Securities Litigation Declined in 2009

Securities litigation declined significantly in 2009 compared with 2008, according to a study by accounting firm and consultant PricewaterhouseCoopers.

Federal class-action filings in 2009 were 26% below 2008 levels, and financial crisis-related lawsuits were 48% below 2008, according to a PwC press release. Financial services companies remained the most popular target, named in 41% of total filings—down 7% from 2008.

The study found regulators and institutional investors were less involved in 2009 litigation. The U.S. Securities and Exchange Commission was involved in 11% of cases in 2009, down from 19% in 2008; while institutional investors were lead plaintiffs in 48% of total filings, down from 50% in 2008.  

About 20% of all 2009 lawsuits targeted Fortune 500 companies, which was 3% below 2008 levels but still the third-highest level since 1995.

PwC found the lag time between filing a lawsuit and the end of a class period increased markedly in 2009 to almost 218 days, 71% higher than the 127-day average in 2008. Between 1995 and 2008, lawsuits on average were filed 114 days after the end of the class date. 

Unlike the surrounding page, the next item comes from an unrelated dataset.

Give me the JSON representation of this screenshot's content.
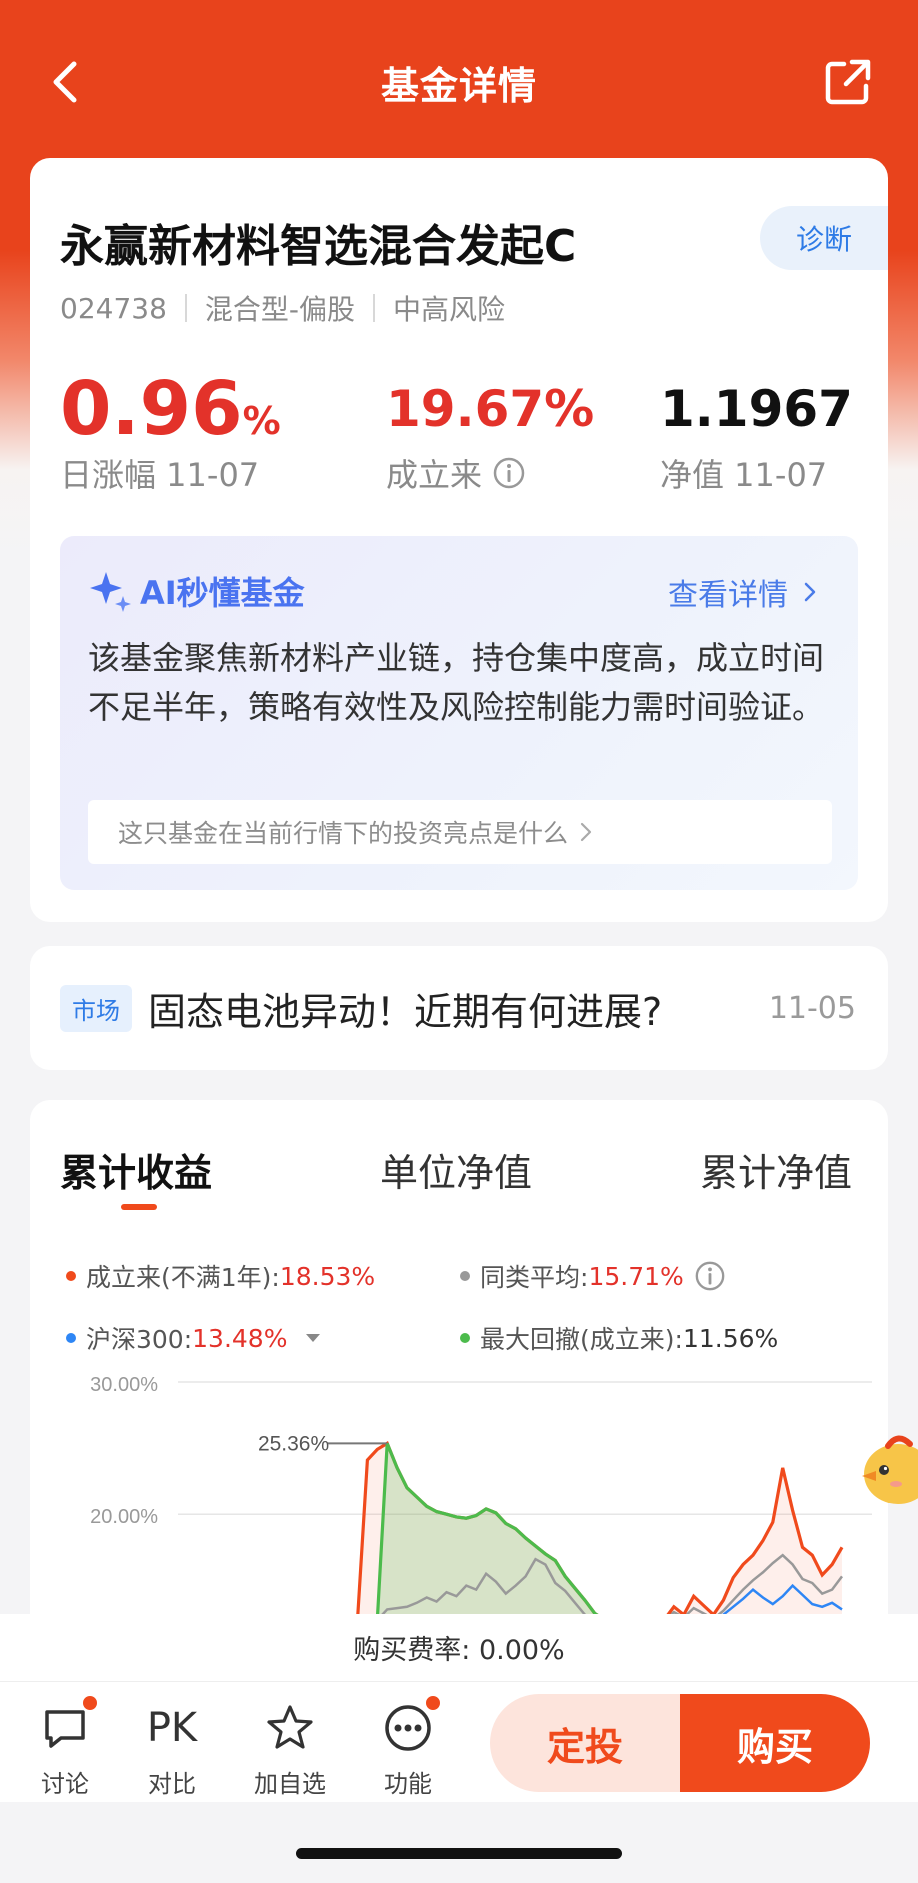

A January report from Cornerstone Research and the Stanford University Law School Securities Class Action Clearinghouse found some differences in data regarding securities fraud lawsuits (see “Securities Class Action Settlements Lower in 2008”), but PwC noted that the Cornerstone study and the its study use different definitions of what constitutes a new securities lawsuit.